Ashdown Group: Data Scientist - London - £50,000 + bonus

£35000 - £50000 per annum + generous bonus: Ashdown Group: Business Analytics ...

Ashdown Group: IT Project Coordinator (Software Development) - Kingston

£45000 - £50000 per annum: Ashdown Group: IT Project Coordinator (Software Dev...

Day In a Page

Read Next
David Blunkett joins the Labour candidate for Redcar Anna Turley on a campaigning visit last month  

General Election 2015: Politics is the messy art of compromise, unpopular as it may be

David Blunkett
File: David Cameron offers a toast during a State Dinner in his honour March 14, 2012  

Vote Tory and you’re voting for the rich to get richer and the poor to get poorer

Mark Steel
General Election 2015: ‘We will not sit down with Nicola Sturgeon’, says Ed Balls

'We will not sit down with Nicola Sturgeon'

In an exclusive interview, Ed Balls says he won't negotiate his first Budget with SNP MPs - even if Labour need their votes to secure its passage
VE Day 70th anniversary: How ordinary Britons celebrated the end of war in Europe

How ordinary Britons celebrated VE Day

Our perception of VE Day usually involves crowds of giddy Britons casting off the shackles of war with gay abandon. The truth was more nuanced
They came in with William Caxton's printing press, but typefaces still matter in the digital age
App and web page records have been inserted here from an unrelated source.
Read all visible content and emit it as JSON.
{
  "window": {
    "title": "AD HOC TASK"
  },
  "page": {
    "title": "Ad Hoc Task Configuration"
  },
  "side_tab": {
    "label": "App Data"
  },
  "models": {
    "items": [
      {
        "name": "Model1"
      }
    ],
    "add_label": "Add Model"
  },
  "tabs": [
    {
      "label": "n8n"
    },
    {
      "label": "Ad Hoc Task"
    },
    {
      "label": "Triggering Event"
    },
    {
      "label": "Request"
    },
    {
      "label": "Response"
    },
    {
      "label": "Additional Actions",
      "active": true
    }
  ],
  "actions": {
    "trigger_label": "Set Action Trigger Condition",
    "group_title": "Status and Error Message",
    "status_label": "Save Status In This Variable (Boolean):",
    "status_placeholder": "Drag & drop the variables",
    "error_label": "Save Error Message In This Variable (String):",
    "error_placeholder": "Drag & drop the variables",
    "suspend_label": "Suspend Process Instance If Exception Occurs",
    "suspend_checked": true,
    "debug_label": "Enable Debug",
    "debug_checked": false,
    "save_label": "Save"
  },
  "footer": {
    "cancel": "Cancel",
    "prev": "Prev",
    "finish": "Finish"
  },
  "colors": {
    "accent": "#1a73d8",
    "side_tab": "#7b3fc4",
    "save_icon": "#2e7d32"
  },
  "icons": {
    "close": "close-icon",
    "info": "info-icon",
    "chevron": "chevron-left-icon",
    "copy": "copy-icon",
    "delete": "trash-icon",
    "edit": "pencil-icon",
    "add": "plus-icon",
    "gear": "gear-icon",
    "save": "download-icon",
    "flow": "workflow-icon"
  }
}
Typefaces still matter in the digital age

A new typeface once took years to create, now thousands are available at the click of a drop-down menu. So why do most of us still rely on the old classics, asks Meg Carter?
Discovery of 'missing link' between the two main life-forms on Earth could explain evolution of animals, say scientists

'Missing link' between Earth's two life-forms found

New microbial species tells us something about our dark past, say scientists
The Pan Am Experience is a 'flight' back to the 1970s that never takes off - at least, not literally

Pan Am Experience: A 'flight' back to the 70s

Tim Walker checks in and checks out a four-hour journey with a difference
Humans aren't alone in indulging in politics - it's everywhere in the animal world

Humans aren't alone in indulging in politics

Voting, mutual back-scratching, coups and charismatic leaders - it's everywhere in the animal world
Crisp sales are in decline - but this tasty trivia might tempt back the turncoats

Crisp sales are in decline

As a nation we're filling up on popcorn and pitta chips and forsaking their potato-based predecessors
Ronald McDonald the muse? Why Banksy, Ron English and Keith Coventry are lovin' Maccy D's

Ronald McDonald the muse

A new wave of artists is taking inspiration from the fast food chain
13 best picnic blankets

13 best picnic blankets

Dine al fresco without the grass stains and damp bottoms with something from our pick of picnic rugs
Barcelona 3 Bayern Munich 0 player ratings: Lionel Messi scores twice - but does he score highest in our ratings?

Barcelona vs Bayern Munich player ratings

Lionel Messi scores twice - but does he score highest in our ratings?
Martin Guptill: Explosive New Zealand batsman who sets the range for Kiwis' big guns

Explosive batsman who sets the range for Kiwis' big guns

Martin Guptill has smashed early runs for Derbyshire and tells Richard Edwards to expect more from the 'freakish' Brendon McCullum and his buoyant team during their tour of England
General Election 2015: Ed Miliband's unlikely journey from hapless geek to heart-throb

Miliband's unlikely journey from hapless geek to heart-throb

He was meant to be Labour's biggest handicap - but has become almost an asset
General Election 2015: A guide to the smaller parties, from the the National Health Action Party to the Church of the Militant Elvis Party

On the margins

From Militant Elvis to Women's Equality: a guide to the underdogs standing in the election
Amr Darrag: Ex-Muslim Brotherhood minister in exile still believes Egypt's military regime can be replaced with 'moderate' Islamic rule

'This is the battle of young Egypt for the future of our country'

Ex-Muslim Brotherhood minister Amr Darrag still believes the opposition can rid Egypt of its military regime and replace it with 'moderate' Islamic rule, he tells Robert Fisk
Why patients must rely less on doctors: Improving our own health is the 'blockbuster drug of the century'

Why patients must rely less on doctors

Improving our own health is the 'blockbuster drug of the century'